There is also the wild-card of the right-wing United Kingdom Independence Party, or Ukip, which campaigns on an anti-European Union platform and has been irrelevant for years but has been rising in the polls lately.
The party's leader, Nigel Farage, declined to run in the race, leaving it to local candidate Diane James. She caused controversy early in the race by saying Romanians should be stopped from coming to Britain and committing crimes. Ms. James was also the candidate who felt compelled to explain why she didn't have children. She blamed innuendo from the Tory campaign, which has focused on family values. "I couldn't have children. It's a big regret of my life, but I can't do anything about that," she told a local paper last week.
When Mr. Cameron campaigned in Eastleigh last week, he lashed out at reporters for suggesting the Tory candidate, Maria Hutchings, is being kept under wraps because she was a loose cannon. Ms. Hutchings has gone against Mr. Cameron on gay marriage, which she opposes, and Britain's membership in the European Union, which she also opposes. And she has made some ill-considered remarks about the quality of state-funded schools, immigration and abortion. She would pretty much eliminate all of them. She has faced some snide criticism from the Liberal Democrats for keeping a fully decorated Christmas tree up well into February, something she said she did for her children.
Ms. Hutchings got a publicity boost Wednesday when London Mayor, and Tory faithful, Boris Johnson arrived to help her campaign. Mr. Johnson promptly went after the Liberal Democrats, calling them "Fib Dems" and suggesting they were "great big wobbling jellies of indecision."
The Liberal Democrats have their own challenges, not the least of which is the tattered reputation of the outgoing MP, high-profile party member Chris Huhne. He resigned after pleading guilty to perverting the course of justice in a bizarre case involving a speeding ticket. The party's candidate, local councillor Mike Thornton, has been less than overwhelming during the campaign but benefits from a strong organization.
And the Labour candidate – writer and humorist John O'Farrell – has stirred up controversy over a book he wrote 20 years ago in which he said he wished Margaret Thatcher had died in a bomb blast in Brighton in 1984 . The comment drew a sharp rebuke from Tory peer Norman Tebbit, who was injured in the bombing .
"[Labour Leader] Ed Miliband should repudiate this incontinently voiced moral reprobate," Lord Tebbit said. .
Mr. O'Farrell has apologized, saying the book reflected angry feelings he felt at the time. "I had a fleeting bad thought. I was an angry young man in the middle of the miners' strike," he told a local newspaper. "A terrible thought came into my head and I immediately castigated myself for it."
Whoever wins the by-election, the future of the coalition looks more shaky than it has been lately.
The Tories and Liberal Democrats "have already begun to become distant friends anyway," Prof. Stoker said.

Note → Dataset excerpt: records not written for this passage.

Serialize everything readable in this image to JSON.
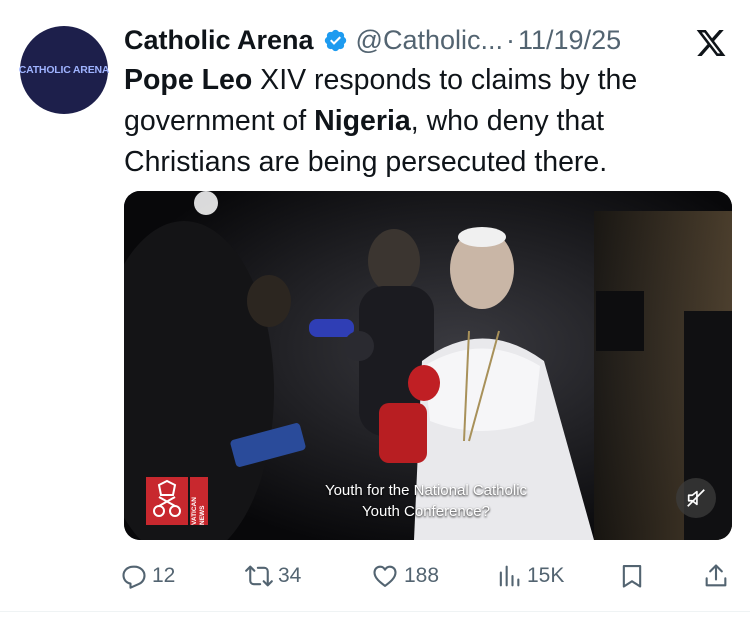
{
  "avatar": {
    "text": "CATHOLIC ARENA"
  },
  "header": {
    "author_name": "Catholic Arena",
    "handle": "@Catholic...",
    "separator": "·",
    "date": "11/19/25",
    "verified_color": "#1d9bf0"
  },
  "tweet": {
    "part1_bold": "Pope Leo",
    "part2": " XIV responds to claims by the government of ",
    "part3_bold": "Nigeria",
    "part4": ", who deny that Christians are being persecuted there."
  },
  "media": {
    "subtitle_line1": "Youth for the National Catholic",
    "subtitle_line2": "Youth Conference?",
    "logo_side_text": "VATICAN NEWS"
  },
  "actions": {
    "replies": "12",
    "reposts": "34",
    "likes": "188",
    "views": "15K"
  },
  "colors": {
    "muted_text": "#536471",
    "logo_red": "#c8282e"
  }
}
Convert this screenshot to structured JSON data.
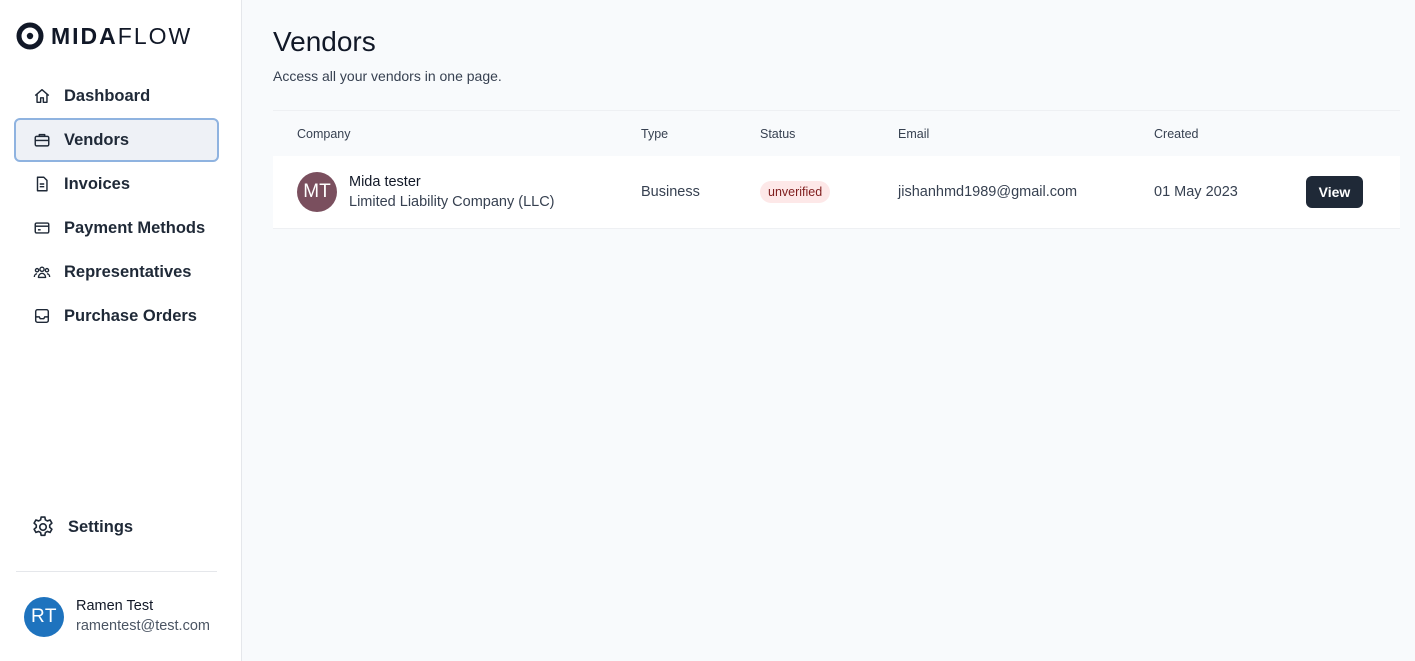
{
  "brand": {
    "name_bold": "MIDA",
    "name_light": "FLOW"
  },
  "sidebar": {
    "items": [
      {
        "label": "Dashboard",
        "icon": "home-icon"
      },
      {
        "label": "Vendors",
        "icon": "briefcase-icon",
        "active": true
      },
      {
        "label": "Invoices",
        "icon": "document-icon"
      },
      {
        "label": "Payment Methods",
        "icon": "credit-card-icon"
      },
      {
        "label": "Representatives",
        "icon": "users-icon"
      },
      {
        "label": "Purchase Orders",
        "icon": "inbox-icon"
      }
    ],
    "settings_label": "Settings"
  },
  "user": {
    "initials": "RT",
    "name": "Ramen Test",
    "email": "ramentest@test.com"
  },
  "page": {
    "title": "Vendors",
    "subtitle": "Access all your vendors in one page."
  },
  "table": {
    "headers": {
      "company": "Company",
      "type": "Type",
      "status": "Status",
      "email": "Email",
      "created": "Created"
    },
    "rows": [
      {
        "initials": "MT",
        "name": "Mida tester",
        "kind": "Limited Liability Company (LLC)",
        "type": "Business",
        "status": "unverified",
        "email": "jishanhmd1989@gmail.com",
        "created": "01 May 2023",
        "action": "View"
      }
    ]
  },
  "colors": {
    "accent": "#1f2937",
    "active_border": "#8fb3e0",
    "badge_bg": "#fde8e8",
    "badge_text": "#7f1d1d",
    "avatar_rt": "#1e73be",
    "avatar_mt": "#7a4f5e"
  }
}
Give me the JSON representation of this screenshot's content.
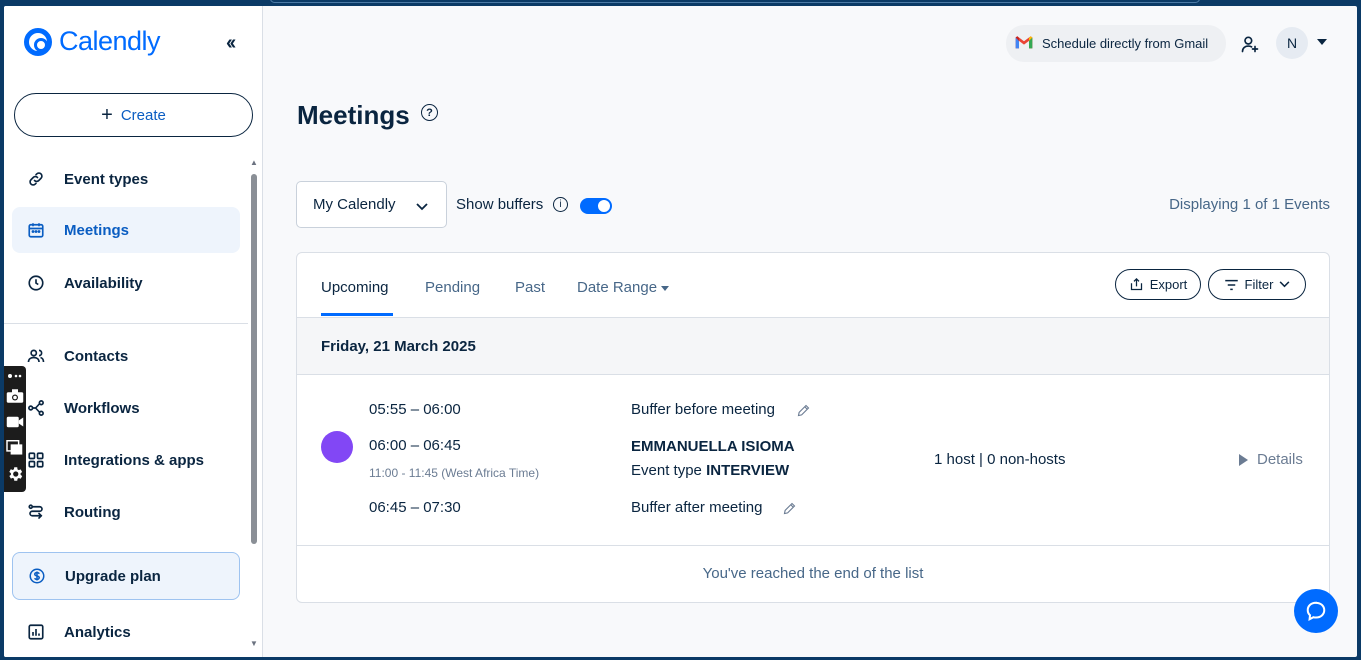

But he said both parties won't likely break off the coalition before scheduled elections in 2015 because they need each other to remain in power, especially while the economy is slow. The outcome of the Eastleigh vote "will make the relationship in the coalition even more testy than it is at the moment."